» **What the task asks**
Extract all lines that hold "title" from the records below.

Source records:
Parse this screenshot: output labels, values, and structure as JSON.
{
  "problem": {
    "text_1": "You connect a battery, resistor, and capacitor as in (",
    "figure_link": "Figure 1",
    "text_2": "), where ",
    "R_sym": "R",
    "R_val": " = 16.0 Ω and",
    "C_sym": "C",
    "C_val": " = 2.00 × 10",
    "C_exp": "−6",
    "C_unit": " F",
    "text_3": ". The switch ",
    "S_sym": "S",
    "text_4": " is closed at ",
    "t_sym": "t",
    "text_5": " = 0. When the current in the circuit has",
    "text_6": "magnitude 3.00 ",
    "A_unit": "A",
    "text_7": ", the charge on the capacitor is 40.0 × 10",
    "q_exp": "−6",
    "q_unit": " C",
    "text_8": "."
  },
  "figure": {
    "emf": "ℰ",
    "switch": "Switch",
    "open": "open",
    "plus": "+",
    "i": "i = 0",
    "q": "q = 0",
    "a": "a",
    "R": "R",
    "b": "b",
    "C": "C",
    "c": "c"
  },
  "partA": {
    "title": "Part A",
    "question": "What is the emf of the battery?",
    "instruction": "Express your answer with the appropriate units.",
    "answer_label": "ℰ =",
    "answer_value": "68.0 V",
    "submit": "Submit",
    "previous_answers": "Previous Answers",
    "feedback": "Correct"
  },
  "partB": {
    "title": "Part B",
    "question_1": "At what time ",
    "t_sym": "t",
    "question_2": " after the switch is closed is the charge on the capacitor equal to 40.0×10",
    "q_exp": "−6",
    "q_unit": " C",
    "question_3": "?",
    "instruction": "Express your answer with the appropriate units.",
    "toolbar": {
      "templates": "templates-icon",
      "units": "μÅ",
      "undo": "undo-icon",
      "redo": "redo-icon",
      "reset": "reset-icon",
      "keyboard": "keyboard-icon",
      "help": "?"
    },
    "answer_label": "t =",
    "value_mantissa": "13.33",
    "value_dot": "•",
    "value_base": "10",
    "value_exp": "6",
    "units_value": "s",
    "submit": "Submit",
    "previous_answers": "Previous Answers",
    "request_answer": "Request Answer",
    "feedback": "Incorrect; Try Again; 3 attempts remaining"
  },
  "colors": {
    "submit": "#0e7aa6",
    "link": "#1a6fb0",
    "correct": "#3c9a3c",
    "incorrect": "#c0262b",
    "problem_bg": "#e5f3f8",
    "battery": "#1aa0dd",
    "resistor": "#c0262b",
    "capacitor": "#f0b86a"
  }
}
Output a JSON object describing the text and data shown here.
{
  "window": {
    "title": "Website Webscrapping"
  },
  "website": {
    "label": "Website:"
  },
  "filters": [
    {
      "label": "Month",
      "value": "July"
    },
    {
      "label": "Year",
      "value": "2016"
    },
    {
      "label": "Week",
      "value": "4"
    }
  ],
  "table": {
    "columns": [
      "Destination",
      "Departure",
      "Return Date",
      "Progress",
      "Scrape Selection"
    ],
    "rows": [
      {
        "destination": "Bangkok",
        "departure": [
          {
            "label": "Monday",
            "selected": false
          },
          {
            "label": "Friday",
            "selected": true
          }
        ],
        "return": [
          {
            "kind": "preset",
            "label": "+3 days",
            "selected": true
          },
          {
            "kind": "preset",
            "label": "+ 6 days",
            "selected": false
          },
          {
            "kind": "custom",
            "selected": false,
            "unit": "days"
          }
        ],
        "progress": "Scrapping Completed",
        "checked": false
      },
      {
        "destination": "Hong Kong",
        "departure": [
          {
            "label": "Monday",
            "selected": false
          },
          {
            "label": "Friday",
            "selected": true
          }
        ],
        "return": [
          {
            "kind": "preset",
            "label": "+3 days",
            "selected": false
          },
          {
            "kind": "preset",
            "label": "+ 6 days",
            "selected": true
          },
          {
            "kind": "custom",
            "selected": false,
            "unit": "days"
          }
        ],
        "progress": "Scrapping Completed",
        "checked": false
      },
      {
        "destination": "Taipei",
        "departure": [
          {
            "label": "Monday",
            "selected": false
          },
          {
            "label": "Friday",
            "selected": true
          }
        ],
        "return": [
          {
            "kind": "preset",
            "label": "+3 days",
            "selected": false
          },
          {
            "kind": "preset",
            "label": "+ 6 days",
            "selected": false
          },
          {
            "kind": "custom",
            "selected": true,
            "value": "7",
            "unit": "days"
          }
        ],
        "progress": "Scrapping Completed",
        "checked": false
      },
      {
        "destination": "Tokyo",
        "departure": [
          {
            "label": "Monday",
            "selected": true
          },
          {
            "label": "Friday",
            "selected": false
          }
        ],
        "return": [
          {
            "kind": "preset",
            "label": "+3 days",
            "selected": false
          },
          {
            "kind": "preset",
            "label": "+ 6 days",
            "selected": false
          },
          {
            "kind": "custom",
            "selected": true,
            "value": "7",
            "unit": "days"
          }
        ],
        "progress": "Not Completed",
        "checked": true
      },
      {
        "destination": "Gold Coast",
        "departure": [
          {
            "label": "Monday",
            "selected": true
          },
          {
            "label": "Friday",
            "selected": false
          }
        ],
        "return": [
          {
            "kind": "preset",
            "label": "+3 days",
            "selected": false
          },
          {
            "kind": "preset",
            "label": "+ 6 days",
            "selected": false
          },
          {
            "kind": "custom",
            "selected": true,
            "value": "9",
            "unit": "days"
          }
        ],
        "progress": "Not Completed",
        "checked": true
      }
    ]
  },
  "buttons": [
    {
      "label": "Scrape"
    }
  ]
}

» **Task answer**
    "title": "Part A",
    "title": "Part B",
    "title": "Website Webscrapping"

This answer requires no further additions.